Lemon Thyme – One of the More Effective Mosquito Repellent Plants
I read a couple of articles that said lemon thyme (Thymus citriodorus) was just as effective as DEET as a mosquito repellent. But only when it’s crushed and rubbed onto your skin. The good news is it’s a soft, lemon scented plant that you won’t mind smearing all over yourself. Lemon thyme also has culinary powers and makes an excellent accompaniment to chicken dishes. It also grows well in most zones. Lemon thyme is easily found in garden centers and it comes in many different varieties. It also only costs about $4 for a small container.
I personally can attest that Lemon Thyme works pretty well if I remember to use it. However, the downside is that lemon thyme only last for about an hour before it has to be reapplied to effectively keep the mosquitoes at bay. As is the case with most plants, the variegated varieties can be a picky about watering requirements and extremes in temperature. Gardeners who find this to be an issue may want to stick with solid color varieties to be on the safe side.

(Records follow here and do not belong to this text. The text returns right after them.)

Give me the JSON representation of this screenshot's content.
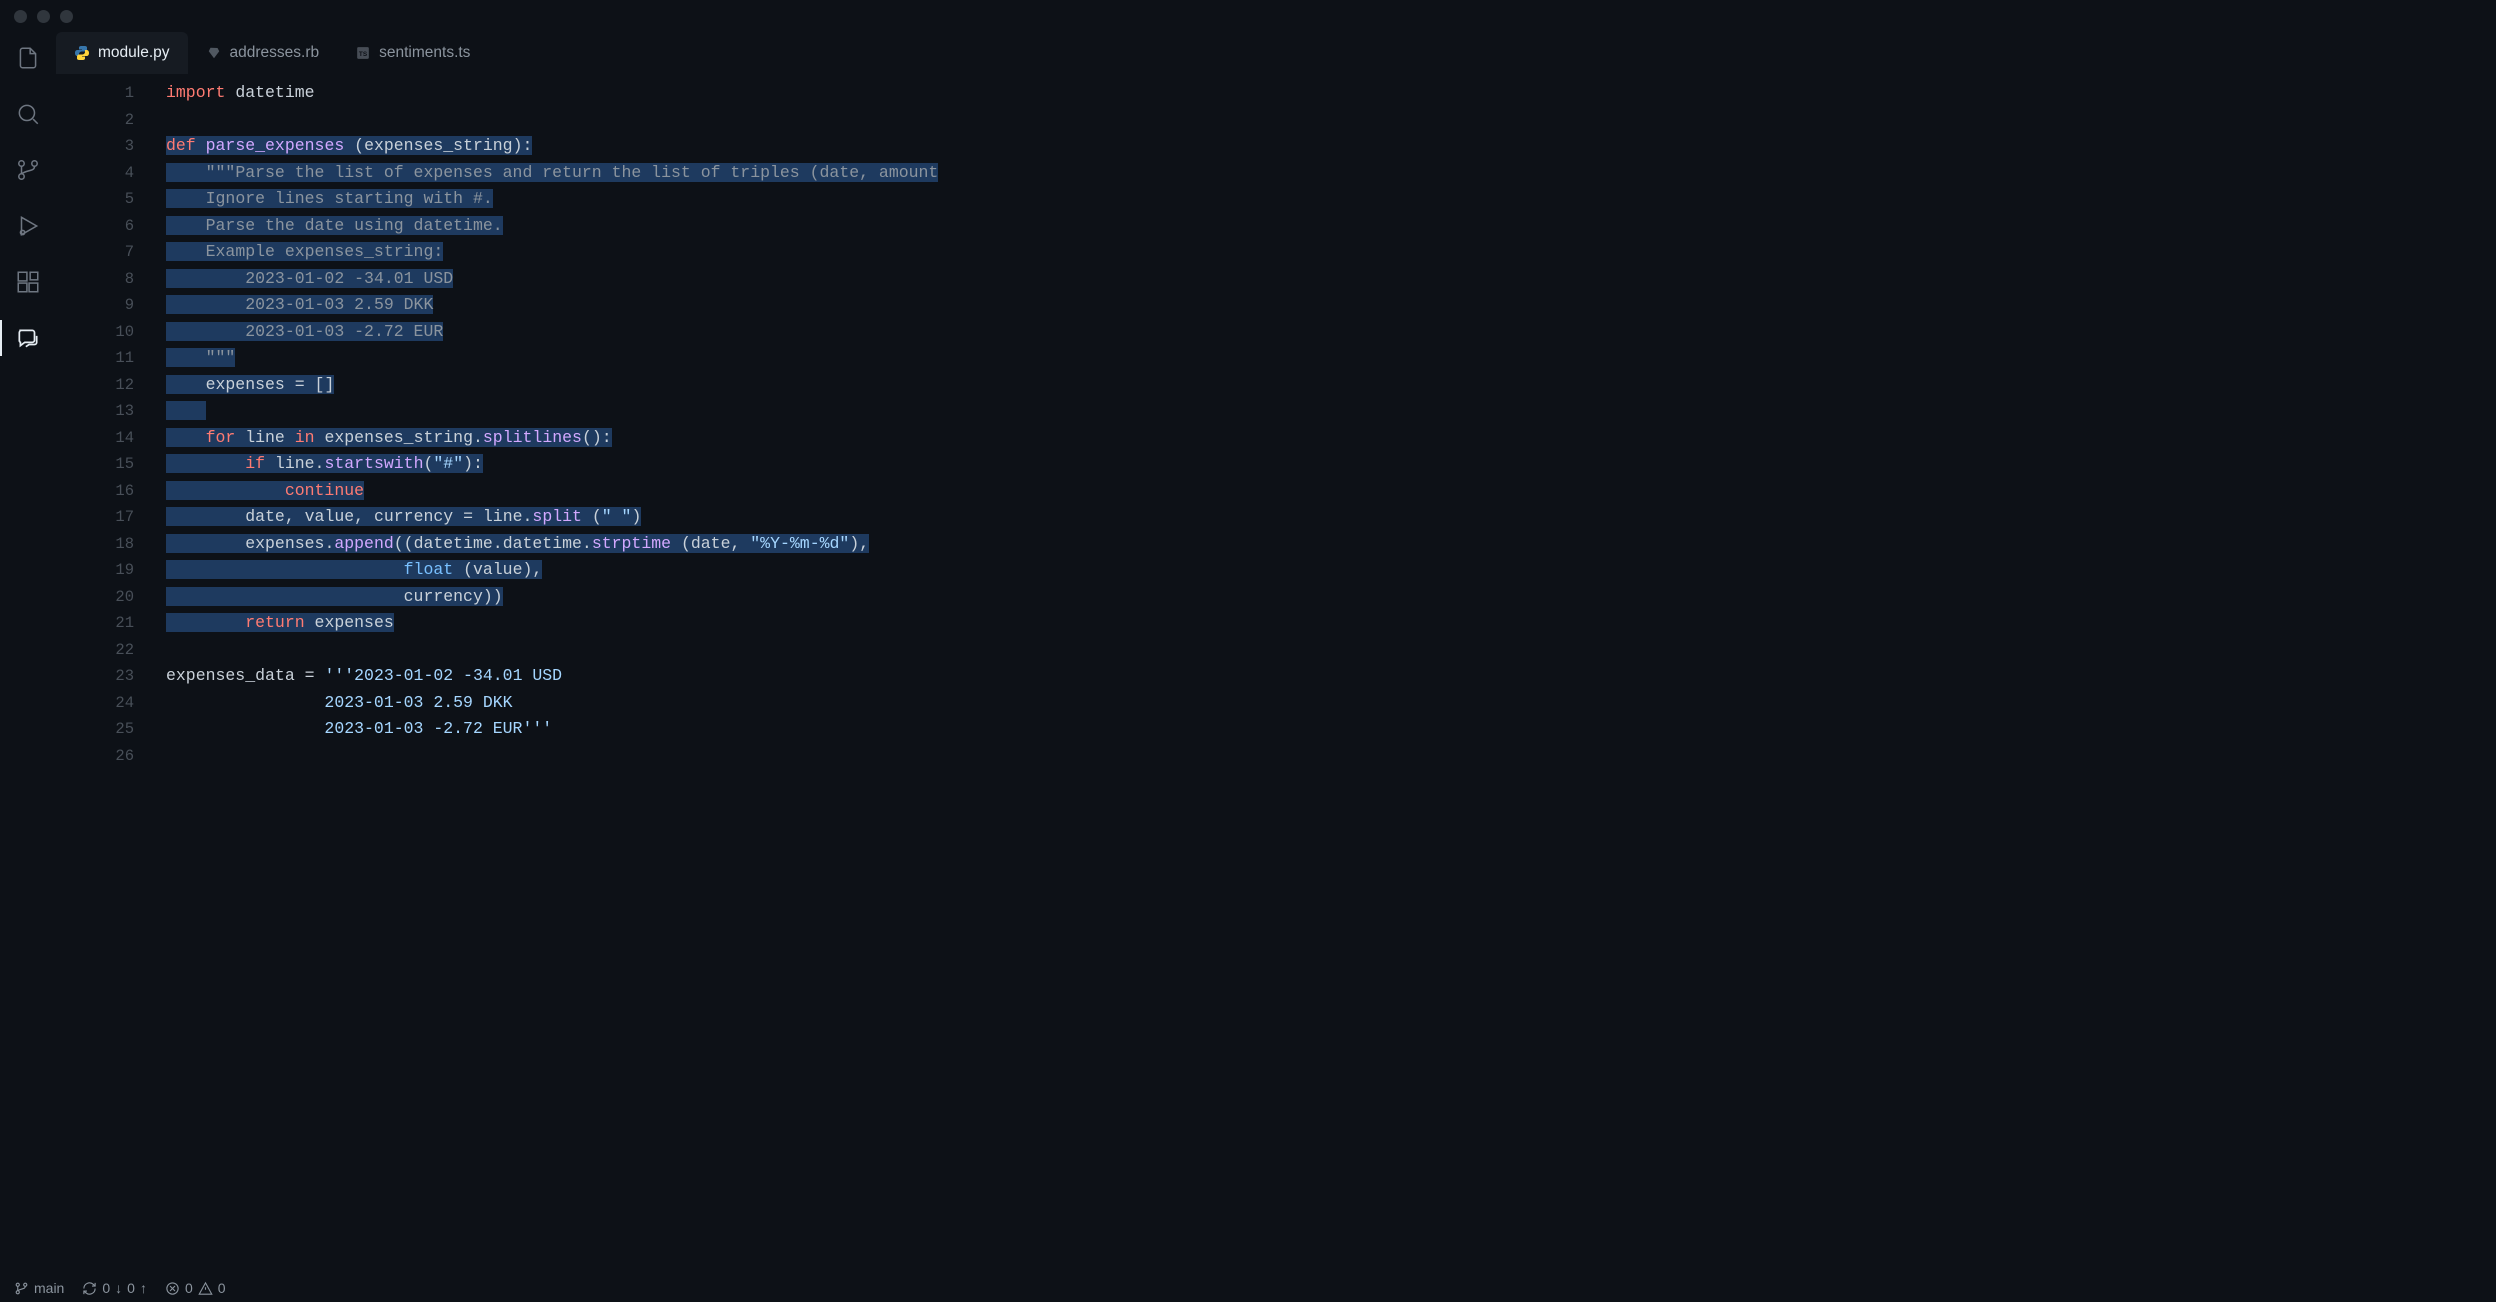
{
  "tabs": [
    {
      "label": "module.py",
      "icon": "python",
      "active": true
    },
    {
      "label": "addresses.rb",
      "icon": "ruby",
      "active": false
    },
    {
      "label": "sentiments.ts",
      "icon": "typescript",
      "active": false
    }
  ],
  "activity": {
    "items": [
      "files",
      "search",
      "source-control",
      "debug",
      "extensions",
      "chat"
    ],
    "active": "chat"
  },
  "code": {
    "lines": [
      {
        "n": 1,
        "sel": false,
        "tokens": [
          [
            "kw",
            "import"
          ],
          [
            "id",
            " datetime"
          ]
        ]
      },
      {
        "n": 2,
        "sel": false,
        "tokens": []
      },
      {
        "n": 3,
        "sel": true,
        "tokens": [
          [
            "kw",
            "def"
          ],
          [
            "id",
            " "
          ],
          [
            "def",
            "parse_expenses"
          ],
          [
            "id",
            " "
          ],
          [
            "op",
            "("
          ],
          [
            "id",
            "expenses_string"
          ],
          [
            "op",
            "):"
          ]
        ]
      },
      {
        "n": 4,
        "sel": true,
        "tokens": [
          [
            "id",
            "    "
          ],
          [
            "docstr",
            "\"\"\"Parse the list of expenses and return the list of triples (date, amount"
          ]
        ]
      },
      {
        "n": 5,
        "sel": true,
        "tokens": [
          [
            "id",
            "    "
          ],
          [
            "docstr",
            "Ignore lines starting with #."
          ]
        ]
      },
      {
        "n": 6,
        "sel": true,
        "tokens": [
          [
            "id",
            "    "
          ],
          [
            "docstr",
            "Parse the date using datetime."
          ]
        ]
      },
      {
        "n": 7,
        "sel": true,
        "tokens": [
          [
            "id",
            "    "
          ],
          [
            "docstr",
            "Example expenses_string:"
          ]
        ]
      },
      {
        "n": 8,
        "sel": true,
        "tokens": [
          [
            "id",
            "        "
          ],
          [
            "docstr",
            "2023-01-02 -34.01 USD"
          ]
        ]
      },
      {
        "n": 9,
        "sel": true,
        "tokens": [
          [
            "id",
            "        "
          ],
          [
            "docstr",
            "2023-01-03 2.59 DKK"
          ]
        ]
      },
      {
        "n": 10,
        "sel": true,
        "tokens": [
          [
            "id",
            "        "
          ],
          [
            "docstr",
            "2023-01-03 -2.72 EUR"
          ]
        ]
      },
      {
        "n": 11,
        "sel": true,
        "tokens": [
          [
            "id",
            "    "
          ],
          [
            "docstr",
            "\"\"\""
          ]
        ]
      },
      {
        "n": 12,
        "sel": true,
        "tokens": [
          [
            "id",
            "    expenses "
          ],
          [
            "op",
            "="
          ],
          [
            "id",
            " "
          ],
          [
            "op",
            "[]"
          ]
        ]
      },
      {
        "n": 13,
        "sel": true,
        "tokens": [
          [
            "id",
            "    "
          ]
        ]
      },
      {
        "n": 14,
        "sel": true,
        "tokens": [
          [
            "id",
            "    "
          ],
          [
            "kw",
            "for"
          ],
          [
            "id",
            " line "
          ],
          [
            "kw",
            "in"
          ],
          [
            "id",
            " expenses_string"
          ],
          [
            "op",
            "."
          ],
          [
            "fn",
            "splitlines"
          ],
          [
            "op",
            "():"
          ]
        ]
      },
      {
        "n": 15,
        "sel": true,
        "tokens": [
          [
            "id",
            "        "
          ],
          [
            "kw",
            "if"
          ],
          [
            "id",
            " line"
          ],
          [
            "op",
            "."
          ],
          [
            "fn",
            "startswith"
          ],
          [
            "op",
            "("
          ],
          [
            "str",
            "\"#\""
          ],
          [
            "op",
            "):"
          ]
        ]
      },
      {
        "n": 16,
        "sel": true,
        "tokens": [
          [
            "id",
            "            "
          ],
          [
            "kw",
            "continue"
          ]
        ]
      },
      {
        "n": 17,
        "sel": true,
        "tokens": [
          [
            "id",
            "        date"
          ],
          [
            "op",
            ","
          ],
          [
            "id",
            " value"
          ],
          [
            "op",
            ","
          ],
          [
            "id",
            " currency "
          ],
          [
            "op",
            "="
          ],
          [
            "id",
            " line"
          ],
          [
            "op",
            "."
          ],
          [
            "fn",
            "split"
          ],
          [
            "id",
            " "
          ],
          [
            "op",
            "("
          ],
          [
            "str",
            "\" \""
          ],
          [
            "op",
            ")"
          ]
        ]
      },
      {
        "n": 18,
        "sel": true,
        "tokens": [
          [
            "id",
            "        expenses"
          ],
          [
            "op",
            "."
          ],
          [
            "fn",
            "append"
          ],
          [
            "op",
            "(("
          ],
          [
            "id",
            "datetime"
          ],
          [
            "op",
            "."
          ],
          [
            "id",
            "datetime"
          ],
          [
            "op",
            "."
          ],
          [
            "fn",
            "strptime"
          ],
          [
            "id",
            " "
          ],
          [
            "op",
            "("
          ],
          [
            "id",
            "date"
          ],
          [
            "op",
            ", "
          ],
          [
            "str",
            "\"%Y-%m-%d\""
          ],
          [
            "op",
            "),"
          ]
        ]
      },
      {
        "n": 19,
        "sel": true,
        "tokens": [
          [
            "id",
            "                        "
          ],
          [
            "builtin",
            "float"
          ],
          [
            "id",
            " "
          ],
          [
            "op",
            "("
          ],
          [
            "id",
            "value"
          ],
          [
            "op",
            "),"
          ]
        ]
      },
      {
        "n": 20,
        "sel": true,
        "tokens": [
          [
            "id",
            "                        currency"
          ],
          [
            "op",
            "))"
          ]
        ]
      },
      {
        "n": 21,
        "sel": true,
        "tokens": [
          [
            "id",
            "        "
          ],
          [
            "kw",
            "return"
          ],
          [
            "id",
            " expenses"
          ]
        ]
      },
      {
        "n": 22,
        "sel": false,
        "tokens": []
      },
      {
        "n": 23,
        "sel": false,
        "tokens": [
          [
            "id",
            "expenses_data "
          ],
          [
            "op",
            "="
          ],
          [
            "id",
            " "
          ],
          [
            "str",
            "'''2023-01-02 -34.01 USD"
          ]
        ]
      },
      {
        "n": 24,
        "sel": false,
        "tokens": [
          [
            "str",
            "                2023-01-03 2.59 DKK"
          ]
        ]
      },
      {
        "n": 25,
        "sel": false,
        "tokens": [
          [
            "str",
            "                2023-01-03 -2.72 EUR'''"
          ]
        ]
      },
      {
        "n": 26,
        "sel": false,
        "tokens": []
      }
    ]
  },
  "status": {
    "branch": "main",
    "sync_down": "0",
    "sync_up": "0",
    "errors": "0",
    "warnings": "0"
  }
}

Other Species of Mosquito Repellent Plants – Your Result May Vary
There are many other species that allegedly ward off mosquitoes. These include lemon balm, lavender, mints, catnip, basil, sage, rosemary, garlic, eucalyptuses, bee balm, and lemon verbena. I personally have tried lemon balm as a mosquito repellent plant but haven’t found it very effective. On the other hand, I wouldn’t want to rub lemon verbena on my skin because it’s got a rough texture that might harm my skin more than help it. And there aren’t many people who’d willing choose to smell like a clove of garlic.
Then there’s all the hoopla that surrounds the citronella geraniums. A combination of personal experience and further reading has proved that this is simply a species with a good publicist that’s been resting on its laurels. These plants smell like citronella rather than lemons, roses, or any of a thousand other good scents that make the scented geraniums worth the hassle. They also don’t effectively keep mosquitoes off people and they tend to be overpriced. I’ve been unable to find any that were less than $6 or $7 each. It clearly isn’t worth the bother.
It’s definitely worth pointing out that people should be always careful when it comes to rubbing plants on their skin. Even the most innocuous plants can cause allergic reactions and it pays to be careful in such instances. Chrysanthemums, pennyroyal, marigolds, and neem (leaves) are all thought to be mosquito repellent plants. But they also have been used as heavy-duty insecticides and they definitely aren’t something that you’d want to be rubbing on your skin. (I personally am highly allergic to neem.) However, they may make effective mosquito barriers, if you can find them and safely tolerate their presence in your yard.
If we missed any of your favorite mosquito repellent plants, please let us know in the comments below. As always, happy gardening and good luck staying mosquito free this summer!